Open Access Thesis
Master of Science (MS)
Deborah de Laski-Smith
Pancreatic beta cells secrete insulin, an endocrine hormone that regulates blood glucose levels and maintains normal physiological activity in humans and animals. Diabetes mellitus type II is a consequence of the gradual destruction of these important cells, likely by human islet amyloid polypeptide (hIAPP) that is co-secreted with insulin. Increasing health care costs, coupled with the World Health Organization’s prediction of a worldwide diabetic epidemic by year 2030, make experimental diabetes research a crucial prologue to future clinical trials in prevention, diagnosis, and treatment of Diabetes mellitus type II. Our experimental set-up simulates hIAPP peptide fragment and pancreatic beta cell membrane interactions, and it uses density functional methods and circular dichroism spectroscopic analysis of the hIAPP molecule to uncover factors that initiate and promote progression of beta cell death. Results from our study establish the potential role of hIAPP and a two-step molecular mechanism of pancreatic beta cell damage in diabetes mellitus type II.

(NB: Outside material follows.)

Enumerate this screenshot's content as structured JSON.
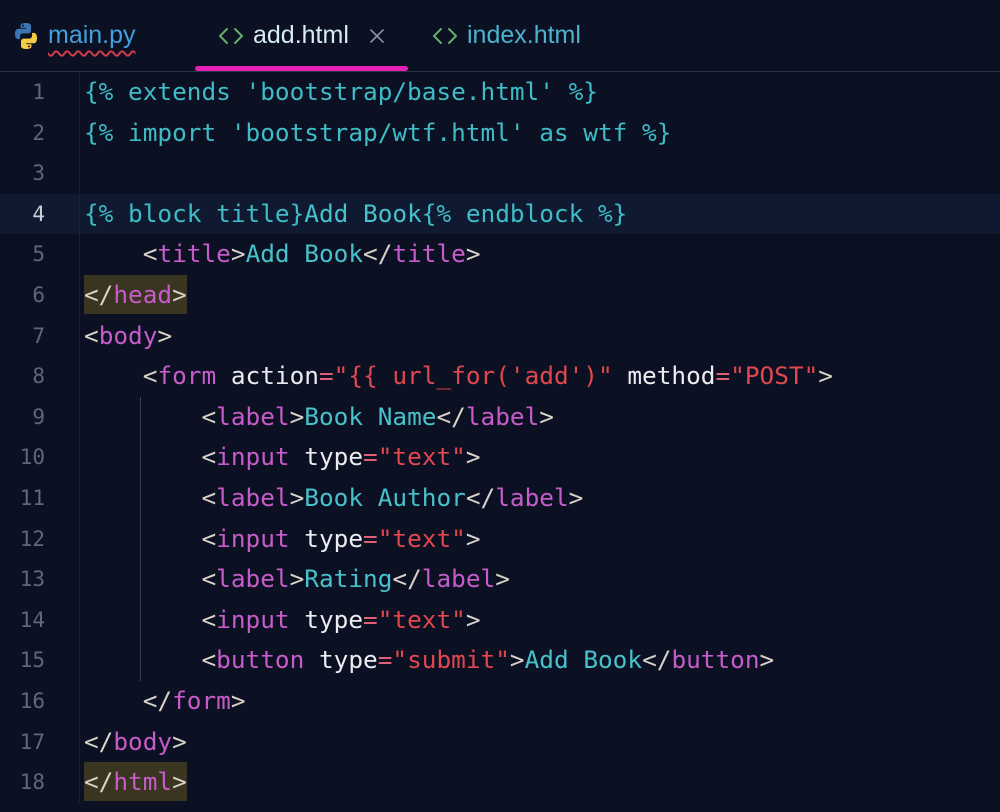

Pamarthy, Sarika, "Experimental simulation of human islet amyloid polypeptide (hIAPP)-pancreatic beta cell membrane interactions: Inferences and implications in the etiopathogenesis of diabetes mellitus type II" (2012). Master's Theses and Doctoral Dissertations. 854.